Theoretically, it DOES cost a bit more with this exception -- if you happen to manually change the temperature at the same time as your thermostat would (e.g. when temps swing towards warm side more than 3 deg).
There is a term called hysteresis: "Hysteresis refers to systems that have memory, where the effects of the current input (or stimulus) to the system are experienced with a certain delay in time."
So when the thermostat has sent the signal to shut off and the compressor is 'asleep", it takes a while for the system to power up and then start the temp lowering again. So, every time the lower temp signal is off too long for comfort, that is lost time to 'get ahead" of the cooling demand.
However, just leaving thermostat set to one temp is wasteful and more costly, especially at the peak of the heat of the day from 10am to say 5pm, depending on where you live.
FWIW, early at wake-up I set to 78, then set my thermostat temp after 10 am to 74 deg F. After 5pm set back to 78 deg F..that works better for me.
However, a good idea would be to use a setback (prog) thermostat which would adjust time intervals to do those specific times and of course would set it to a weekend non-work schedule etc for sake of efficiency.

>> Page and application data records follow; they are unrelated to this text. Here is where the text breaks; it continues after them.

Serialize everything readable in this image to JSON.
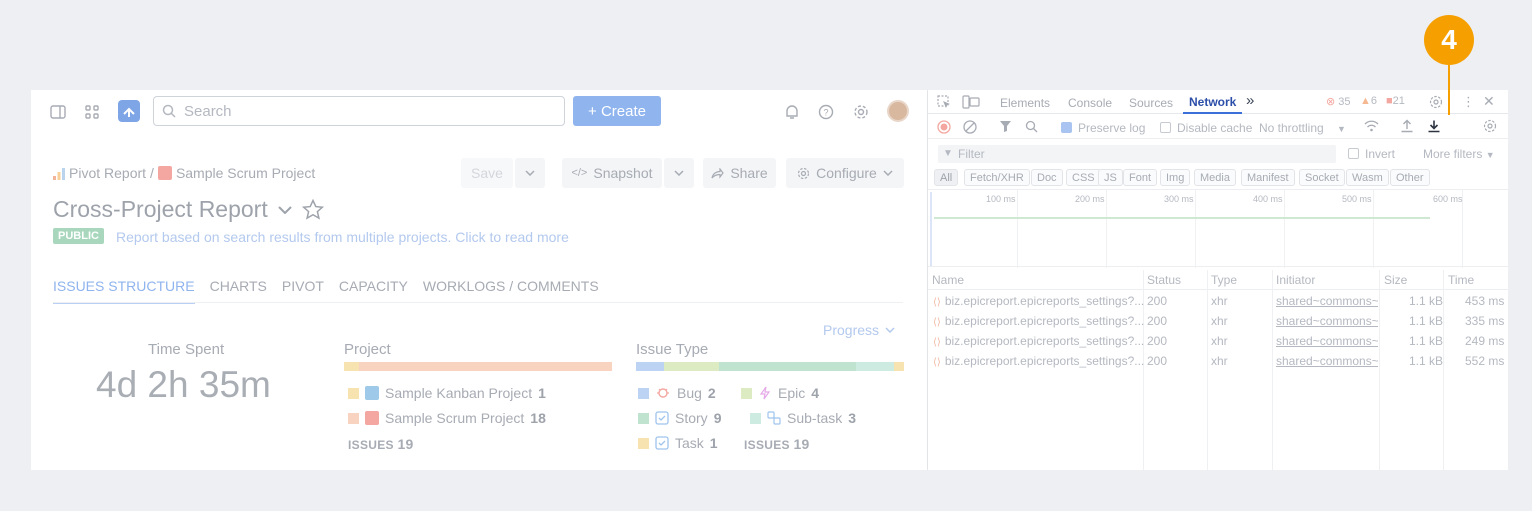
{
  "app": {
    "topbar": {
      "search_placeholder": "Search",
      "create_label": "+ Create"
    },
    "breadcrumb": {
      "root": "Pivot Report",
      "separator": "/",
      "project": "Sample Scrum Project"
    },
    "toolbar": {
      "save": "Save",
      "snapshot": "Snapshot",
      "share": "Share",
      "configure": "Configure"
    },
    "title": "Cross-Project Report",
    "badge": "PUBLIC",
    "description": "Report based on search results from multiple projects. Click to read more",
    "tabs": [
      "ISSUES STRUCTURE",
      "CHARTS",
      "PIVOT",
      "CAPACITY",
      "WORKLOGS / COMMENTS"
    ],
    "active_tab": "ISSUES STRUCTURE",
    "progress_dropdown": "Progress",
    "time_spent": {
      "label": "Time Spent",
      "value": "4d 2h 35m"
    },
    "project_section": {
      "title": "Project",
      "items": [
        {
          "name": "Sample Kanban Project",
          "count": "1"
        },
        {
          "name": "Sample Scrum Project",
          "count": "18"
        }
      ],
      "issues_label": "ISSUES",
      "issues_total": "19"
    },
    "issue_type_section": {
      "title": "Issue Type",
      "items": [
        {
          "name": "Bug",
          "count": "2"
        },
        {
          "name": "Epic",
          "count": "4"
        },
        {
          "name": "Story",
          "count": "9"
        },
        {
          "name": "Sub-task",
          "count": "3"
        },
        {
          "name": "Task",
          "count": "1"
        }
      ],
      "issues_label": "ISSUES",
      "issues_total": "19"
    },
    "colors": {
      "accent": "#8fb4ee",
      "bug": "#a9c4f0",
      "epic": "#cfe3b0",
      "story": "#a8d7bd",
      "subtask": "#bfe0d4",
      "task": "#f7e3b0",
      "kanban": "#f7e3b0",
      "scrum": "#f8c9b0"
    }
  },
  "devtools": {
    "tabs": [
      "Elements",
      "Console",
      "Sources",
      "Network"
    ],
    "active_tab": "Network",
    "more_tabs": "»",
    "errors": "35",
    "warnings": "6",
    "messages": "21",
    "toolbar": {
      "preserve_log": "Preserve log",
      "disable_cache": "Disable cache",
      "throttling": "No throttling"
    },
    "filter_placeholder": "Filter",
    "invert": "Invert",
    "more_filters": "More filters",
    "type_filters": [
      "All",
      "Fetch/XHR",
      "Doc",
      "CSS",
      "JS",
      "Font",
      "Img",
      "Media",
      "Manifest",
      "Socket",
      "Wasm",
      "Other"
    ],
    "timeline_ticks": [
      "100 ms",
      "200 ms",
      "300 ms",
      "400 ms",
      "500 ms",
      "600 ms"
    ],
    "columns": [
      "Name",
      "Status",
      "Type",
      "Initiator",
      "Size",
      "Time"
    ],
    "requests": [
      {
        "name": "biz.epicreport.epicreports_settings?...",
        "status": "200",
        "type": "xhr",
        "initiator": "shared~commons~a",
        "size": "1.1 kB",
        "time": "453 ms"
      },
      {
        "name": "biz.epicreport.epicreports_settings?...",
        "status": "200",
        "type": "xhr",
        "initiator": "shared~commons~a",
        "size": "1.1 kB",
        "time": "335 ms"
      },
      {
        "name": "biz.epicreport.epicreports_settings?...",
        "status": "200",
        "type": "xhr",
        "initiator": "shared~commons~a",
        "size": "1.1 kB",
        "time": "249 ms"
      },
      {
        "name": "biz.epicreport.epicreports_settings?...",
        "status": "200",
        "type": "xhr",
        "initiator": "shared~commons~a",
        "size": "1.1 kB",
        "time": "552 ms"
      }
    ]
  },
  "callout": {
    "number": "4",
    "target": "download-icon",
    "color": "#f5a000"
  }
}
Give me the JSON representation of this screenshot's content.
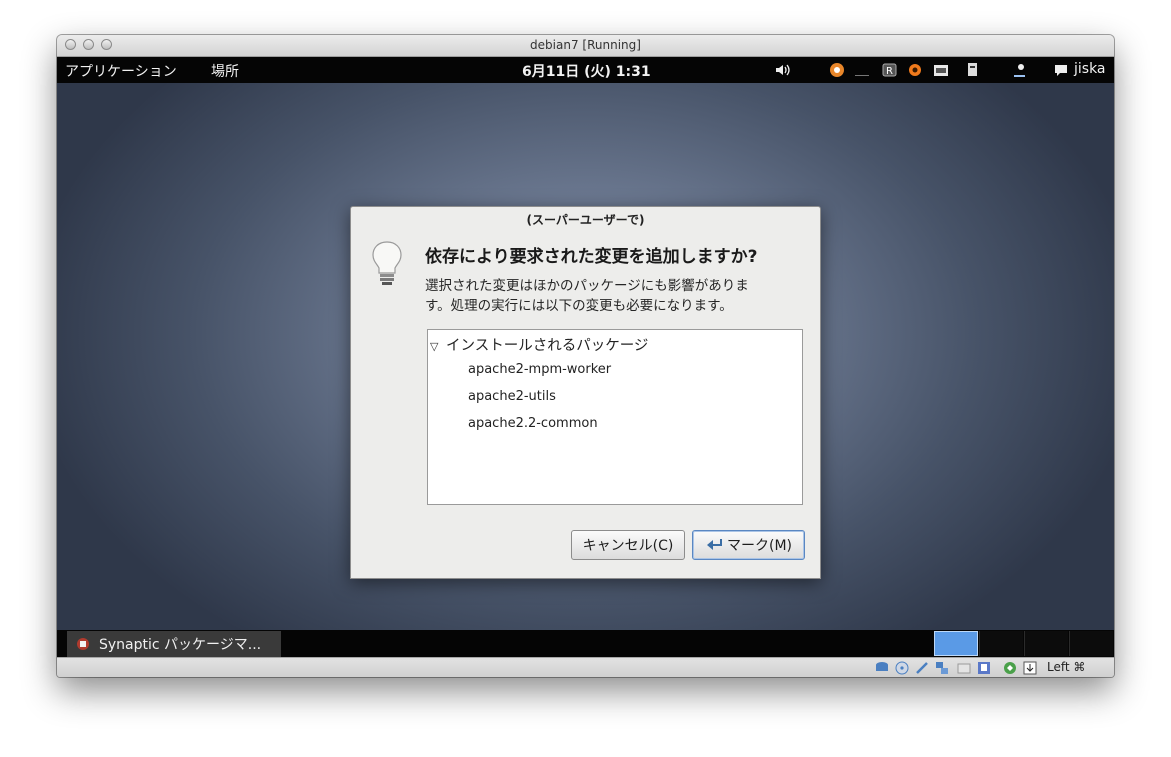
{
  "window": {
    "title": "debian7 [Running]"
  },
  "top_panel": {
    "menu_applications": "アプリケーション",
    "menu_places": "場所",
    "clock": "6月11日 (火) 1:31",
    "user": "jiska"
  },
  "dialog": {
    "title": "(スーパーユーザーで)",
    "heading": "依存により要求された変更を追加しますか?",
    "body_line1": "選択された変更はほかのパッケージにも影響がありま",
    "body_line2": "す。処理の実行には以下の変更も必要になります。",
    "tree_header": "インストールされるパッケージ",
    "packages": [
      "apache2-mpm-worker",
      "apache2-utils",
      "apache2.2-common"
    ],
    "cancel_label": "キャンセル(C)",
    "mark_label": "マーク(M)"
  },
  "taskbar": {
    "task_label": "Synaptic パッケージマ..."
  },
  "vbox_status": {
    "host_key": "Left ⌘"
  },
  "colors": {
    "panel": "#050505",
    "dialog_bg": "#ededeb",
    "workspace_active": "#5a9ae6"
  },
  "icons": [
    "volume-icon",
    "notification-icon",
    "keyboard-icon",
    "user-icon",
    "lightbulb-icon",
    "return-icon",
    "synaptic-icon"
  ]
}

Then there's the different issue of how AC unit is energized. The cost of electricity during peak-hours would effect the cost to cool, too.